Monday, June 27, 2011

The next day: All smoke, no mirrors

Not much of a photo even with the big Canon T1i as I wasn't thinking of tripods, but this gives you the idea, along with the surreal mood. Greg Kendall has some great pics at his site.
Middle School Parking Lot at about 11 p.m. as the fire topped the ridge. 
Armegeddon must look something like this.
Oddly, I didn't notice till listening to National Public Radio this morning that the Pacheco Fire north of Santa Fe is also blowing up fast. Funny how a fire just upwind of you takes your mind off other people's problems that are already downwind of the fan.

Its touch and go in BombTown; some have already left.  There seems a strange calm right now until the wind picks up again. After watching the smoke all yesterday, around dusk I saw flames shooting over the ridge just the other side of Frijoles Canyon, just to the southwest, as the fire burned its way all the way through the Jemez in just a few hours. 43,500 acres at last report based on overnight infrared mapping, assuming no typos (the last report last night claimed about 4000-5000 acres and that's more like what local radio is saying this morning). It did look like a large, powerful fire. That's more than a bit chilling. We packed clothing, dog and cat food, and other essentials last night and there was a voluntary evacuation, but we decided to stick it out here unless there is a mandatory one. My asthma didn't even kick in, as a lot of the worst smoke settled over White Rock.

When the suitcases were packed, albeit frantically, we went up the hill on North Mesa to the Los Alamos middle school. There was a pretty big turnout. It scary watching a big crown fire from a few miles away--and from downwind. 100 foot trees literally go up like roman candles. I was watching through binoculars and could see big trees literally explode. I could also see what they mean by "spotting". Little orange dots would appear in advance of the fire like little paratroopers and pretty soon that area was engulfed in real time.

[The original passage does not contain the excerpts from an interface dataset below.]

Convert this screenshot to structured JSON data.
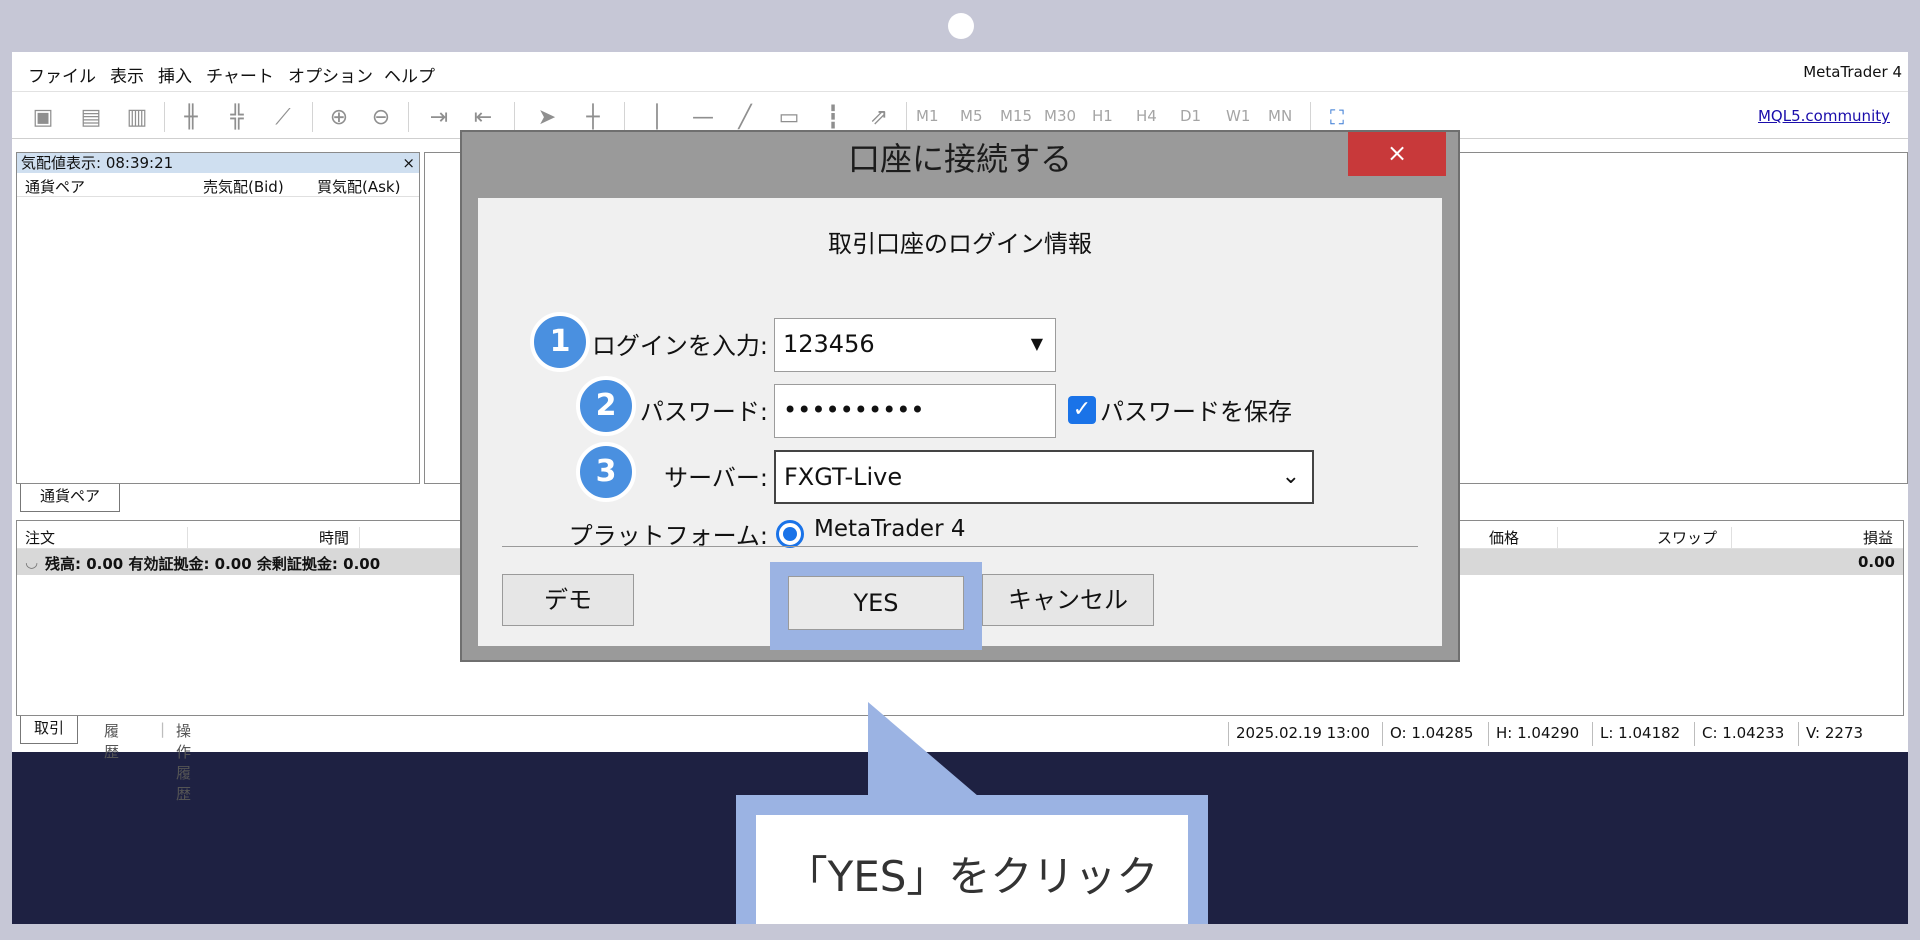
{
  "menu": [
    "ファイル",
    "表示",
    "挿入",
    "チャート",
    "オプション",
    "ヘルプ"
  ],
  "app_name": "MetaTrader 4",
  "toolbar": {
    "timeframes": [
      "M1",
      "M5",
      "M15",
      "M30",
      "H1",
      "H4",
      "D1",
      "W1",
      "MN"
    ],
    "community_link": "MQL5.community"
  },
  "market_watch": {
    "title": "気配値表示: 08:39:21",
    "close": "×",
    "columns": [
      "通貨ペア",
      "売気配(Bid)",
      "買気配(Ask)"
    ],
    "tab": "通貨ペア"
  },
  "terminal": {
    "columns": [
      "注文",
      "時間",
      "価格",
      "スワップ",
      "損益"
    ],
    "balance_row": "残高: 0.00  有効証拠金: 0.00  余剰証拠金: 0.00",
    "profit": "0.00",
    "tabs": [
      "取引",
      "履歴",
      "操作履歴"
    ]
  },
  "status_bar": [
    "2025.02.19 13:00",
    "O: 1.04285",
    "H: 1.04290",
    "L: 1.04182",
    "C: 1.04233",
    "V: 2273"
  ],
  "dialog": {
    "title": "口座に接続する",
    "close": "×",
    "heading": "取引口座のログイン情報",
    "login_label": "ログインを入力:",
    "login_value": "123456",
    "password_label": "パスワード:",
    "password_value": "••••••••••",
    "save_password_label": "パスワードを保存",
    "server_label": "サーバー:",
    "server_value": "FXGT-Live",
    "platform_label": "プラットフォーム:",
    "platform_value": "MetaTrader 4",
    "demo_button": "デモ",
    "yes_button": "YES",
    "cancel_button": "キャンセル",
    "badges": [
      "1",
      "2",
      "3"
    ]
  },
  "callout_text": "「YES」をクリック",
  "colors": {
    "accent": "#4a90e0",
    "highlight": "#9bb3e3",
    "close": "#c8393a",
    "background": "#1e2142"
  }
}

The fire burned into the Cerro Grande fire area and into a previous 1990's burn and that slowed progress in the direction of town. I don't think there is going to be much left of the Bandelier National Monument except rocks, though. The fire was burning through Frijoles Canyon and Bandelier. That's tragic.

The Southwest is a tenuous place to live under normal circumstances, because normal here can include fire, drought, megadrought, and the occasional wet decade or two that encourages mass numbers of fools to move in. This year should serve as a reminder that we live at the behest of Ma Nature and her complex climate cycles; she doesn't take prisoners. Political smoke and mirrors matter little at times like this when reality takes over.

New Mexico Fire Info updates on the Conchas Fire are HERE.


Walter Enomoto said...

Aloha Khal,
Stay safe and don't worry if you can't blog. Better to be safe and blog another day than.....
Praying for some rain for ya.

Boz said...

Hope everything works out for you, this weird weather is making a mess of things. Doing the rain dance for you, too bad you guys didn't get some of the monsoons we've had here lately. Hang in there, pard!